WHAT YOU WILL DO: Your task is to filter the entries and copy every line containing the string "this".

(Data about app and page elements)

● ● ● ● ●

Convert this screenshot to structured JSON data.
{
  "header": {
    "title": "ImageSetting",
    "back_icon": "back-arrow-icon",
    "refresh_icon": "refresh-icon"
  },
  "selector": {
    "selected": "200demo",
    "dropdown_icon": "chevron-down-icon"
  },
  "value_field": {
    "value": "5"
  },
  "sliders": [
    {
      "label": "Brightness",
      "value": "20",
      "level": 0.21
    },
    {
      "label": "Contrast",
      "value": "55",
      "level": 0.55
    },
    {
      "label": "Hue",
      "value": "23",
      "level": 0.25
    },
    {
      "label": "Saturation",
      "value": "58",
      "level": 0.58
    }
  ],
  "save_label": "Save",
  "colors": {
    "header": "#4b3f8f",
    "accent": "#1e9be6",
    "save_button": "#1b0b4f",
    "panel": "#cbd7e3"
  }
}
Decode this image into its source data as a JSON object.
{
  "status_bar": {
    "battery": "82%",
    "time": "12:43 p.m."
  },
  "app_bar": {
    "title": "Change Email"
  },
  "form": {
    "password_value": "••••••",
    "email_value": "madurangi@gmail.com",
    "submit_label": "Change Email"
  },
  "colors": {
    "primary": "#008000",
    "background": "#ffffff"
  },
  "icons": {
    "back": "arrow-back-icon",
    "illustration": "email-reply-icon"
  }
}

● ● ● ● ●

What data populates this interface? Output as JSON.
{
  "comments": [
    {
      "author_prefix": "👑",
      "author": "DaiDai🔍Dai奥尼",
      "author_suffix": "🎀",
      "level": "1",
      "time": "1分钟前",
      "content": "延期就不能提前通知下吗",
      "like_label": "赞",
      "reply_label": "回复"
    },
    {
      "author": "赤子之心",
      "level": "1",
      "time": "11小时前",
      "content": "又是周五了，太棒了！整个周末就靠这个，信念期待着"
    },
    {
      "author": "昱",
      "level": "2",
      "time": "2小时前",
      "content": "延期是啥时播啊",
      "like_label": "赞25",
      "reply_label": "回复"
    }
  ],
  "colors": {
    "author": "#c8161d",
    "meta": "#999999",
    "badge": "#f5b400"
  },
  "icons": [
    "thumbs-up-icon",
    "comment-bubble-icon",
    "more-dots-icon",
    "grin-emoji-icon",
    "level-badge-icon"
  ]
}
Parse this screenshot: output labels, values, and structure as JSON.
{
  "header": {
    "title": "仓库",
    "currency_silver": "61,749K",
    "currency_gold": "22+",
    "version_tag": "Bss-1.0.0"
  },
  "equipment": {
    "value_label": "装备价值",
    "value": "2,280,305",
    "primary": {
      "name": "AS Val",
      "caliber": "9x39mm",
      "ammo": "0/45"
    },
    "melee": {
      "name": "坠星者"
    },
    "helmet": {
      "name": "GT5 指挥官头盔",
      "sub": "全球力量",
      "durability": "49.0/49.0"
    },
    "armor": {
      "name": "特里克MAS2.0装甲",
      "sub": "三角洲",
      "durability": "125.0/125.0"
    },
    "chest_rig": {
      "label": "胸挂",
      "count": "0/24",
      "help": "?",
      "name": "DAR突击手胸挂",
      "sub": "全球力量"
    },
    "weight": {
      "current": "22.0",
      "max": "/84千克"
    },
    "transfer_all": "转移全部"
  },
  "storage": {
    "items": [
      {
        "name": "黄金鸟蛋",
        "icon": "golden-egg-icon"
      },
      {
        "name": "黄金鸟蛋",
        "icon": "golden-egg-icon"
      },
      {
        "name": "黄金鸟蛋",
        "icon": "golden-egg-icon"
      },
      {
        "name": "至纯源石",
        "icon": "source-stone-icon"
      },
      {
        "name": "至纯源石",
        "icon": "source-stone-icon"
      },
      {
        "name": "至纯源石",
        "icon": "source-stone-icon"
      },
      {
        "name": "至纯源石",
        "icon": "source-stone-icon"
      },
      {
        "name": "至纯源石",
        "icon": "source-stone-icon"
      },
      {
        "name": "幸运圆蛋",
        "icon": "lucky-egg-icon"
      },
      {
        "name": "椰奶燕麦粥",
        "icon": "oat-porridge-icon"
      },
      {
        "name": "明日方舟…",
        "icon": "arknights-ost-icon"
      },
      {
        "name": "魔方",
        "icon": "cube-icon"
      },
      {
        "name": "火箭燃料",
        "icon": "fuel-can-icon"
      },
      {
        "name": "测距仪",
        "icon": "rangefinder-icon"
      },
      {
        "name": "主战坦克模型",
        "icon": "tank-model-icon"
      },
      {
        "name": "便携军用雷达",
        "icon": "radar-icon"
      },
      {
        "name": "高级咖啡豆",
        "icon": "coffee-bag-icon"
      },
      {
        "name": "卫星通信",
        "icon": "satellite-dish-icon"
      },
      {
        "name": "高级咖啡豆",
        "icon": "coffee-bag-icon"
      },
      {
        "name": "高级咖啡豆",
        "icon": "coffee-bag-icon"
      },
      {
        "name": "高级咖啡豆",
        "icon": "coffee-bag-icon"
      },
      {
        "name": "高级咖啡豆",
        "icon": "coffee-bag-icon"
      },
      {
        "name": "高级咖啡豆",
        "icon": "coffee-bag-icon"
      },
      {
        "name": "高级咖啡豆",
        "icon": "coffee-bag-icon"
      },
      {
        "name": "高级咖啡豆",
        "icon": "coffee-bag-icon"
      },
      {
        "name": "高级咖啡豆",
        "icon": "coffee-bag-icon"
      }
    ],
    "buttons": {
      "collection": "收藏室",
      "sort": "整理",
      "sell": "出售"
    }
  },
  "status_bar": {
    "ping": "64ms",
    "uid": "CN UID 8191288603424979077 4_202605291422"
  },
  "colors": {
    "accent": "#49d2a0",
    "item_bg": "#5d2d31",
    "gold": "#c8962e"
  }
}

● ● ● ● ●

EXERCISE RESPONSE:
Convert this screenshot to structured JSON data.
Decode this image into its source data as a JSON object.
What data populates this interface? Output as JSON.
Parse this screenshot: output labels, values, and structure as JSON.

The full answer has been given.